• **Directions**: Your task is to repeat all of the data exactly while excluding the pictures.

• **Recorded data**:
◆ ◆ ◆ ◆ ◆

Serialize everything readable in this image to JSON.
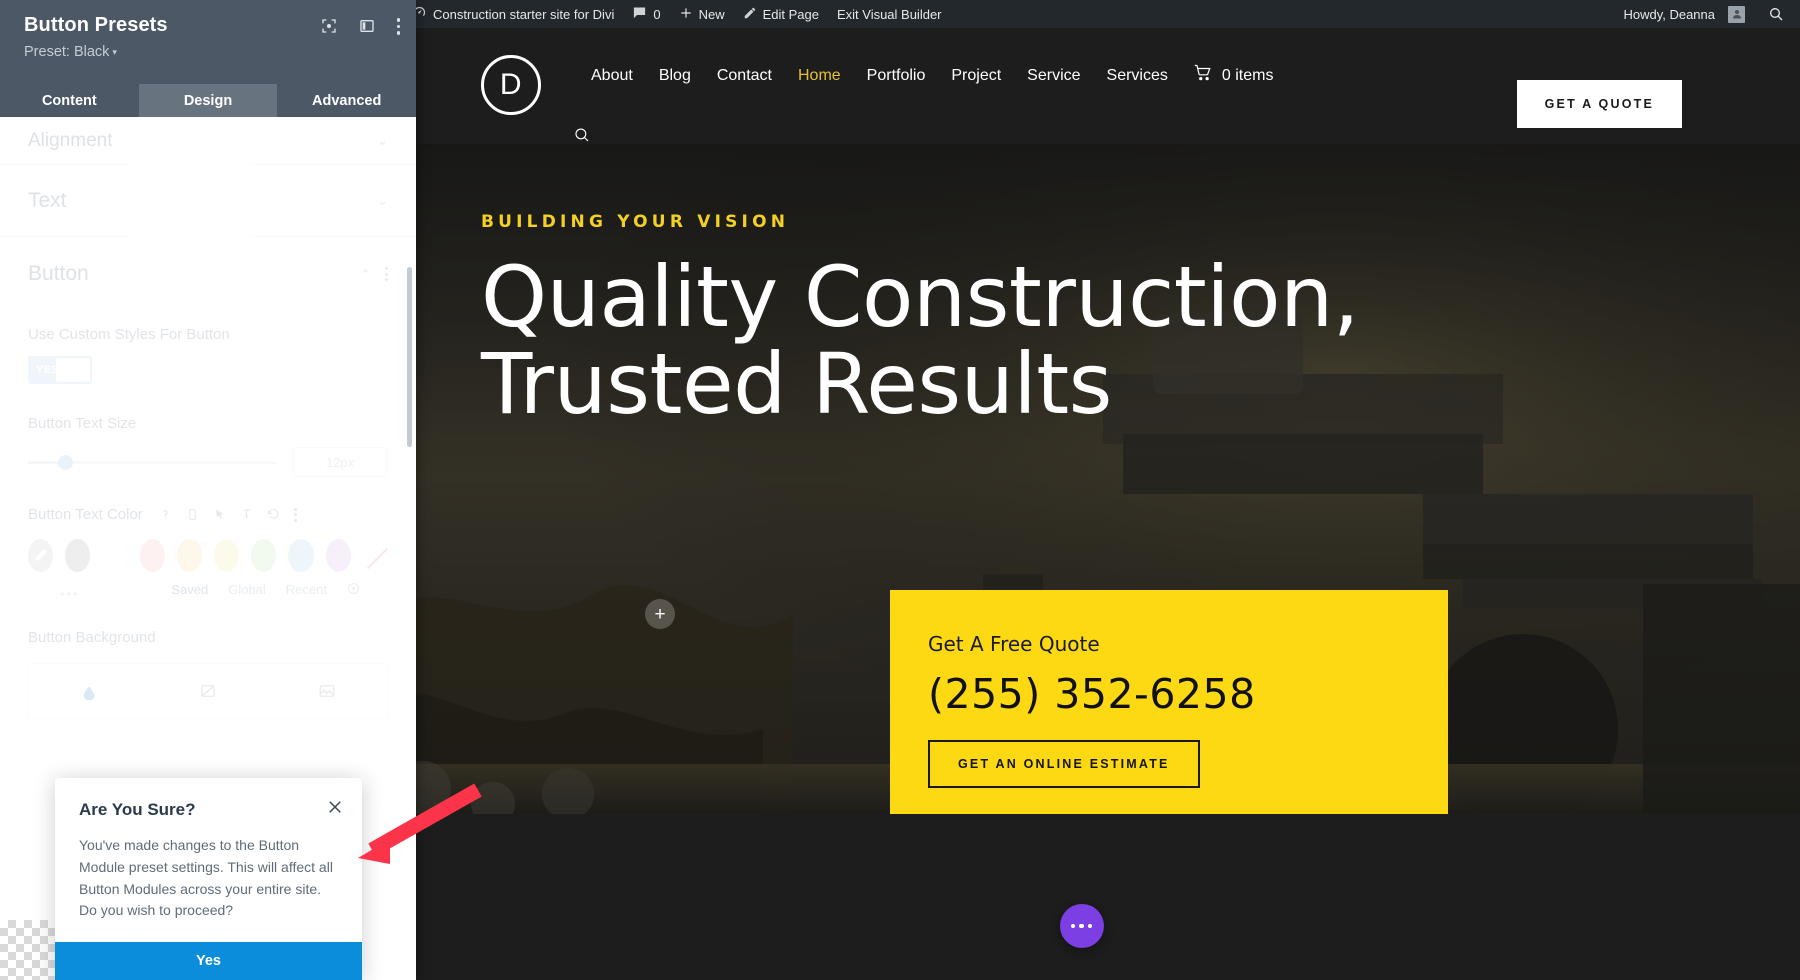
{
  "panel": {
    "title": "Button Presets",
    "preset_label": "Preset: Black",
    "caret": "▾",
    "icons": {
      "focus": "focus-target-icon",
      "layout": "panel-layout-icon",
      "more": "more-options-icon"
    },
    "tabs": [
      {
        "label": "Content",
        "active": false
      },
      {
        "label": "Design",
        "active": true
      },
      {
        "label": "Advanced",
        "active": false
      }
    ],
    "sections": [
      {
        "label": "Alignment",
        "expanded": false
      },
      {
        "label": "Text",
        "expanded": false
      },
      {
        "label": "Button",
        "expanded": true
      }
    ],
    "fields": {
      "custom_styles_label": "Use Custom Styles For Button",
      "custom_styles_value": "YES",
      "text_size_label": "Button Text Size",
      "text_size_value": "12px",
      "text_color_label": "Button Text Color",
      "background_label": "Button Background"
    },
    "color_tabs": [
      "Saved",
      "Global",
      "Recent"
    ],
    "color_tabs_active": "Saved",
    "swatches": [
      "#cfcfcf",
      "#b3b3b3",
      "#ffffff",
      "#f7c3c3",
      "#f8dcae",
      "#f6f0a9",
      "#c8e6b4",
      "#b9d8ef",
      "#dfc0f0",
      "#f08a9c"
    ],
    "dots": "•••"
  },
  "modal": {
    "title": "Are You Sure?",
    "body": "You've made changes to the Button Module preset settings. This will affect all Button Modules across your entire site. Do you wish to proceed?",
    "confirm_label": "Yes",
    "close_icon": "close-icon",
    "confirm_color": "#0c8ddb"
  },
  "adminbar": {
    "wp_logo": "wordpress-logo-icon",
    "site_icon": "dashboard-icon",
    "site_name": "Construction starter site for Divi",
    "comments_icon": "comment-bubble-icon",
    "comments_count": "0",
    "new_icon": "plus-icon",
    "new_label": "New",
    "edit_icon": "pencil-icon",
    "edit_label": "Edit Page",
    "exit_label": "Exit Visual Builder",
    "howdy": "Howdy, Deanna",
    "avatar": "user-avatar",
    "search_icon": "search-icon"
  },
  "site": {
    "logo_letter": "D",
    "nav": [
      {
        "label": "About",
        "active": false
      },
      {
        "label": "Blog",
        "active": false
      },
      {
        "label": "Contact",
        "active": false
      },
      {
        "label": "Home",
        "active": true
      },
      {
        "label": "Portfolio",
        "active": false
      },
      {
        "label": "Project",
        "active": false
      },
      {
        "label": "Service",
        "active": false
      },
      {
        "label": "Services",
        "active": false
      }
    ],
    "cart_icon": "shopping-cart-icon",
    "cart_label": "0 items",
    "search_icon": "search-icon",
    "quote_button": "GET A QUOTE",
    "accent_yellow": "#f2d024",
    "hero": {
      "eyebrow": "BUILDING YOUR VISION",
      "title_line1": "Quality Construction,",
      "title_line2": "Trusted Results"
    },
    "quote_card": {
      "label": "Get A Free Quote",
      "phone": "(255) 352-6258",
      "button": "GET AN ONLINE ESTIMATE",
      "background": "#fcd913"
    },
    "add_module_icon": "plus-icon",
    "fab_icon": "ellipsis-icon",
    "fab_color": "#7b3fe4"
  }
}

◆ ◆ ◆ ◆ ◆

• **Task solution**:
Serialize everything readable in this image to JSON.
{
  "panel": {
    "title": "Button Presets",
    "preset_label": "Preset: Black",
    "caret": "▾",
    "icons": {
      "focus": "focus-target-icon",
      "layout": "panel-layout-icon",
      "more": "more-options-icon"
    },
    "tabs": [
      {
        "label": "Content",
        "active": false
      },
      {
        "label": "Design",
        "active": true
      },
      {
        "label": "Advanced",
        "active": false
      }
    ],
    "sections": [
      {
        "label": "Alignment",
        "expanded": false
      },
      {
        "label": "Text",
        "expanded": false
      },
      {
        "label": "Button",
        "expanded": true
      }
    ],
    "fields": {
      "custom_styles_label": "Use Custom Styles For Button",
      "custom_styles_value": "YES",
      "text_size_label": "Button Text Size",
      "text_size_value": "12px",
      "text_color_label": "Button Text Color",
      "background_label": "Button Background"
    },
    "color_tabs": [
      "Saved",
      "Global",
      "Recent"
    ],
    "color_tabs_active": "Saved",
    "swatches": [
      "#cfcfcf",
      "#b3b3b3",
      "#ffffff",
      "#f7c3c3",
      "#f8dcae",
      "#f6f0a9",
      "#c8e6b4",
      "#b9d8ef",
      "#dfc0f0",
      "#f08a9c"
    ],
    "dots": "•••"
  },
  "modal": {
    "title": "Are You Sure?",
    "body": "You've made changes to the Button Module preset settings. This will affect all Button Modules across your entire site. Do you wish to proceed?",
    "confirm_label": "Yes",
    "close_icon": "close-icon",
    "confirm_color": "#0c8ddb"
  },
  "adminbar": {
    "wp_logo": "wordpress-logo-icon",
    "site_icon": "dashboard-icon",
    "site_name": "Construction starter site for Divi",
    "comments_icon": "comment-bubble-icon",
    "comments_count": "0",
    "new_icon": "plus-icon",
    "new_label": "New",
    "edit_icon": "pencil-icon",
    "edit_label": "Edit Page",
    "exit_label": "Exit Visual Builder",
    "howdy": "Howdy, Deanna",
    "avatar": "user-avatar",
    "search_icon": "search-icon"
  },
  "site": {
    "logo_letter": "D",
    "nav": [
      {
        "label": "About",
        "active": false
      },
      {
        "label": "Blog",
        "active": false
      },
      {
        "label": "Contact",
        "active": false
      },
      {
        "label": "Home",
        "active": true
      },
      {
        "label": "Portfolio",
        "active": false
      },
      {
        "label": "Project",
        "active": false
      },
      {
        "label": "Service",
        "active": false
      },
      {
        "label": "Services",
        "active": false
      }
    ],
    "cart_icon": "shopping-cart-icon",
    "cart_label": "0 items",
    "search_icon": "search-icon",
    "quote_button": "GET A QUOTE",
    "accent_yellow": "#f2d024",
    "hero": {
      "eyebrow": "BUILDING YOUR VISION",
      "title_line1": "Quality Construction,",
      "title_line2": "Trusted Results"
    },
    "quote_card": {
      "label": "Get A Free Quote",
      "phone": "(255) 352-6258",
      "button": "GET AN ONLINE ESTIMATE",
      "background": "#fcd913"
    },
    "add_module_icon": "plus-icon",
    "fab_icon": "ellipsis-icon",
    "fab_color": "#7b3fe4"
  }
}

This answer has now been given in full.